• _PROBLEM STATEMENT_
An exact copy of all the data, minus the images, is required.

• _MATERIAL FOR THE TASK_

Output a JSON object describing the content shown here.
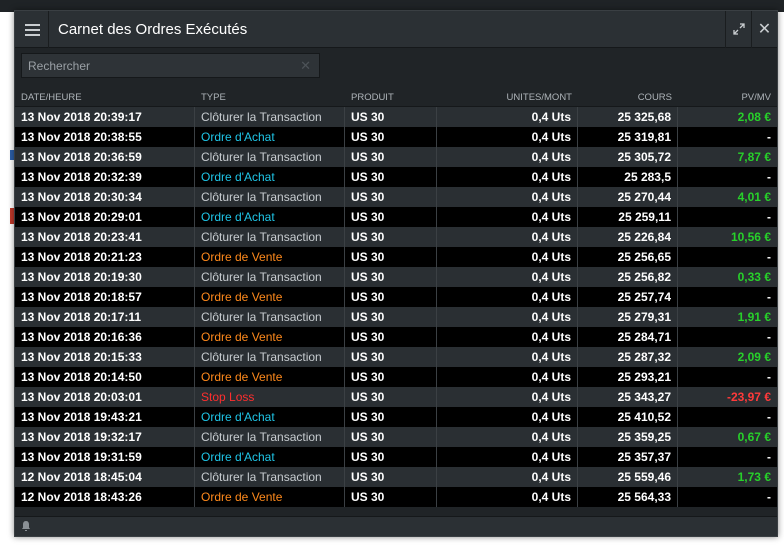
{
  "window": {
    "title": "Carnet des Ordres Exécutés",
    "search_placeholder": "Rechercher"
  },
  "columns": {
    "date": "DATE/HEURE",
    "type": "TYPE",
    "product": "PRODUIT",
    "units": "UNITES/MONT",
    "price": "COURS",
    "pv": "PV/MV"
  },
  "rows": [
    {
      "date": "13 Nov 2018 20:39:17",
      "type": "Clôturer la Transaction",
      "kind": "cloture",
      "product": "US 30",
      "units": "0,4 Uts",
      "price": "25 325,68",
      "pv": "2,08 €",
      "pv_sign": "pos"
    },
    {
      "date": "13 Nov 2018 20:38:55",
      "type": "Ordre d'Achat",
      "kind": "achat",
      "product": "US 30",
      "units": "0,4 Uts",
      "price": "25 319,81",
      "pv": "-",
      "pv_sign": "none"
    },
    {
      "date": "13 Nov 2018 20:36:59",
      "type": "Clôturer la Transaction",
      "kind": "cloture",
      "product": "US 30",
      "units": "0,4 Uts",
      "price": "25 305,72",
      "pv": "7,87 €",
      "pv_sign": "pos"
    },
    {
      "date": "13 Nov 2018 20:32:39",
      "type": "Ordre d'Achat",
      "kind": "achat",
      "product": "US 30",
      "units": "0,4 Uts",
      "price": "25 283,5",
      "pv": "-",
      "pv_sign": "none"
    },
    {
      "date": "13 Nov 2018 20:30:34",
      "type": "Clôturer la Transaction",
      "kind": "cloture",
      "product": "US 30",
      "units": "0,4 Uts",
      "price": "25 270,44",
      "pv": "4,01 €",
      "pv_sign": "pos"
    },
    {
      "date": "13 Nov 2018 20:29:01",
      "type": "Ordre d'Achat",
      "kind": "achat",
      "product": "US 30",
      "units": "0,4 Uts",
      "price": "25 259,11",
      "pv": "-",
      "pv_sign": "none"
    },
    {
      "date": "13 Nov 2018 20:23:41",
      "type": "Clôturer la Transaction",
      "kind": "cloture",
      "product": "US 30",
      "units": "0,4 Uts",
      "price": "25 226,84",
      "pv": "10,56 €",
      "pv_sign": "pos"
    },
    {
      "date": "13 Nov 2018 20:21:23",
      "type": "Ordre de Vente",
      "kind": "vente",
      "product": "US 30",
      "units": "0,4 Uts",
      "price": "25 256,65",
      "pv": "-",
      "pv_sign": "none"
    },
    {
      "date": "13 Nov 2018 20:19:30",
      "type": "Clôturer la Transaction",
      "kind": "cloture",
      "product": "US 30",
      "units": "0,4 Uts",
      "price": "25 256,82",
      "pv": "0,33 €",
      "pv_sign": "pos"
    },
    {
      "date": "13 Nov 2018 20:18:57",
      "type": "Ordre de Vente",
      "kind": "vente",
      "product": "US 30",
      "units": "0,4 Uts",
      "price": "25 257,74",
      "pv": "-",
      "pv_sign": "none"
    },
    {
      "date": "13 Nov 2018 20:17:11",
      "type": "Clôturer la Transaction",
      "kind": "cloture",
      "product": "US 30",
      "units": "0,4 Uts",
      "price": "25 279,31",
      "pv": "1,91 €",
      "pv_sign": "pos"
    },
    {
      "date": "13 Nov 2018 20:16:36",
      "type": "Ordre de Vente",
      "kind": "vente",
      "product": "US 30",
      "units": "0,4 Uts",
      "price": "25 284,71",
      "pv": "-",
      "pv_sign": "none"
    },
    {
      "date": "13 Nov 2018 20:15:33",
      "type": "Clôturer la Transaction",
      "kind": "cloture",
      "product": "US 30",
      "units": "0,4 Uts",
      "price": "25 287,32",
      "pv": "2,09 €",
      "pv_sign": "pos"
    },
    {
      "date": "13 Nov 2018 20:14:50",
      "type": "Ordre de Vente",
      "kind": "vente",
      "product": "US 30",
      "units": "0,4 Uts",
      "price": "25 293,21",
      "pv": "-",
      "pv_sign": "none"
    },
    {
      "date": "13 Nov 2018 20:03:01",
      "type": "Stop Loss",
      "kind": "stop",
      "product": "US 30",
      "units": "0,4 Uts",
      "price": "25 343,27",
      "pv": "-23,97 €",
      "pv_sign": "neg"
    },
    {
      "date": "13 Nov 2018 19:43:21",
      "type": "Ordre d'Achat",
      "kind": "achat",
      "product": "US 30",
      "units": "0,4 Uts",
      "price": "25 410,52",
      "pv": "-",
      "pv_sign": "none"
    },
    {
      "date": "13 Nov 2018 19:32:17",
      "type": "Clôturer la Transaction",
      "kind": "cloture",
      "product": "US 30",
      "units": "0,4 Uts",
      "price": "25 359,25",
      "pv": "0,67 €",
      "pv_sign": "pos"
    },
    {
      "date": "13 Nov 2018 19:31:59",
      "type": "Ordre d'Achat",
      "kind": "achat",
      "product": "US 30",
      "units": "0,4 Uts",
      "price": "25 357,37",
      "pv": "-",
      "pv_sign": "none"
    },
    {
      "date": "12 Nov 2018 18:45:04",
      "type": "Clôturer la Transaction",
      "kind": "cloture",
      "product": "US 30",
      "units": "0,4 Uts",
      "price": "25 559,46",
      "pv": "1,73 €",
      "pv_sign": "pos"
    },
    {
      "date": "12 Nov 2018 18:43:26",
      "type": "Ordre de Vente",
      "kind": "vente",
      "product": "US 30",
      "units": "0,4 Uts",
      "price": "25 564,33",
      "pv": "-",
      "pv_sign": "none"
    }
  ],
  "colors": {
    "achat": "#1fc6e8",
    "vente": "#ff8a1c",
    "stop": "#ff2e2e",
    "positive": "#27d12a",
    "negative": "#ff3a3a"
  },
  "icons": {
    "menu": "hamburger-icon",
    "expand": "expand-icon",
    "close": "close-icon",
    "clear": "clear-icon",
    "footer": "bell-icon"
  }
}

• _WRITTEN SOLUTION_
Output a JSON object describing the content shown here.
{
  "window": {
    "title": "Carnet des Ordres Exécutés",
    "search_placeholder": "Rechercher"
  },
  "columns": {
    "date": "DATE/HEURE",
    "type": "TYPE",
    "product": "PRODUIT",
    "units": "UNITES/MONT",
    "price": "COURS",
    "pv": "PV/MV"
  },
  "rows": [
    {
      "date": "13 Nov 2018 20:39:17",
      "type": "Clôturer la Transaction",
      "kind": "cloture",
      "product": "US 30",
      "units": "0,4 Uts",
      "price": "25 325,68",
      "pv": "2,08 €",
      "pv_sign": "pos"
    },
    {
      "date": "13 Nov 2018 20:38:55",
      "type": "Ordre d'Achat",
      "kind": "achat",
      "product": "US 30",
      "units": "0,4 Uts",
      "price": "25 319,81",
      "pv": "-",
      "pv_sign": "none"
    },
    {
      "date": "13 Nov 2018 20:36:59",
      "type": "Clôturer la Transaction",
      "kind": "cloture",
      "product": "US 30",
      "units": "0,4 Uts",
      "price": "25 305,72",
      "pv": "7,87 €",
      "pv_sign": "pos"
    },
    {
      "date": "13 Nov 2018 20:32:39",
      "type": "Ordre d'Achat",
      "kind": "achat",
      "product": "US 30",
      "units": "0,4 Uts",
      "price": "25 283,5",
      "pv": "-",
      "pv_sign": "none"
    },
    {
      "date": "13 Nov 2018 20:30:34",
      "type": "Clôturer la Transaction",
      "kind": "cloture",
      "product": "US 30",
      "units": "0,4 Uts",
      "price": "25 270,44",
      "pv": "4,01 €",
      "pv_sign": "pos"
    },
    {
      "date": "13 Nov 2018 20:29:01",
      "type": "Ordre d'Achat",
      "kind": "achat",
      "product": "US 30",
      "units": "0,4 Uts",
      "price": "25 259,11",
      "pv": "-",
      "pv_sign": "none"
    },
    {
      "date": "13 Nov 2018 20:23:41",
      "type": "Clôturer la Transaction",
      "kind": "cloture",
      "product": "US 30",
      "units": "0,4 Uts",
      "price": "25 226,84",
      "pv": "10,56 €",
      "pv_sign": "pos"
    },
    {
      "date": "13 Nov 2018 20:21:23",
      "type": "Ordre de Vente",
      "kind": "vente",
      "product": "US 30",
      "units": "0,4 Uts",
      "price": "25 256,65",
      "pv": "-",
      "pv_sign": "none"
    },
    {
      "date": "13 Nov 2018 20:19:30",
      "type": "Clôturer la Transaction",
      "kind": "cloture",
      "product": "US 30",
      "units": "0,4 Uts",
      "price": "25 256,82",
      "pv": "0,33 €",
      "pv_sign": "pos"
    },
    {
      "date": "13 Nov 2018 20:18:57",
      "type": "Ordre de Vente",
      "kind": "vente",
      "product": "US 30",
      "units": "0,4 Uts",
      "price": "25 257,74",
      "pv": "-",
      "pv_sign": "none"
    },
    {
      "date": "13 Nov 2018 20:17:11",
      "type": "Clôturer la Transaction",
      "kind": "cloture",
      "product": "US 30",
      "units": "0,4 Uts",
      "price": "25 279,31",
      "pv": "1,91 €",
      "pv_sign": "pos"
    },
    {
      "date": "13 Nov 2018 20:16:36",
      "type": "Ordre de Vente",
      "kind": "vente",
      "product": "US 30",
      "units": "0,4 Uts",
      "price": "25 284,71",
      "pv": "-",
      "pv_sign": "none"
    },
    {
      "date": "13 Nov 2018 20:15:33",
      "type": "Clôturer la Transaction",
      "kind": "cloture",
      "product": "US 30",
      "units": "0,4 Uts",
      "price": "25 287,32",
      "pv": "2,09 €",
      "pv_sign": "pos"
    },
    {
      "date": "13 Nov 2018 20:14:50",
      "type": "Ordre de Vente",
      "kind": "vente",
      "product": "US 30",
      "units": "0,4 Uts",
      "price": "25 293,21",
      "pv": "-",
      "pv_sign": "none"
    },
    {
      "date": "13 Nov 2018 20:03:01",
      "type": "Stop Loss",
      "kind": "stop",
      "product": "US 30",
      "units": "0,4 Uts",
      "price": "25 343,27",
      "pv": "-23,97 €",
      "pv_sign": "neg"
    },
    {
      "date": "13 Nov 2018 19:43:21",
      "type": "Ordre d'Achat",
      "kind": "achat",
      "product": "US 30",
      "units": "0,4 Uts",
      "price": "25 410,52",
      "pv": "-",
      "pv_sign": "none"
    },
    {
      "date": "13 Nov 2018 19:32:17",
      "type": "Clôturer la Transaction",
      "kind": "cloture",
      "product": "US 30",
      "units": "0,4 Uts",
      "price": "25 359,25",
      "pv": "0,67 €",
      "pv_sign": "pos"
    },
    {
      "date": "13 Nov 2018 19:31:59",
      "type": "Ordre d'Achat",
      "kind": "achat",
      "product": "US 30",
      "units": "0,4 Uts",
      "price": "25 357,37",
      "pv": "-",
      "pv_sign": "none"
    },
    {
      "date": "12 Nov 2018 18:45:04",
      "type": "Clôturer la Transaction",
      "kind": "cloture",
      "product": "US 30",
      "units": "0,4 Uts",
      "price": "25 559,46",
      "pv": "1,73 €",
      "pv_sign": "pos"
    },
    {
      "date": "12 Nov 2018 18:43:26",
      "type": "Ordre de Vente",
      "kind": "vente",
      "product": "US 30",
      "units": "0,4 Uts",
      "price": "25 564,33",
      "pv": "-",
      "pv_sign": "none"
    }
  ],
  "colors": {
    "achat": "#1fc6e8",
    "vente": "#ff8a1c",
    "stop": "#ff2e2e",
    "positive": "#27d12a",
    "negative": "#ff3a3a"
  },
  "icons": {
    "menu": "hamburger-icon",
    "expand": "expand-icon",
    "close": "close-icon",
    "clear": "clear-icon",
    "footer": "bell-icon"
  }
}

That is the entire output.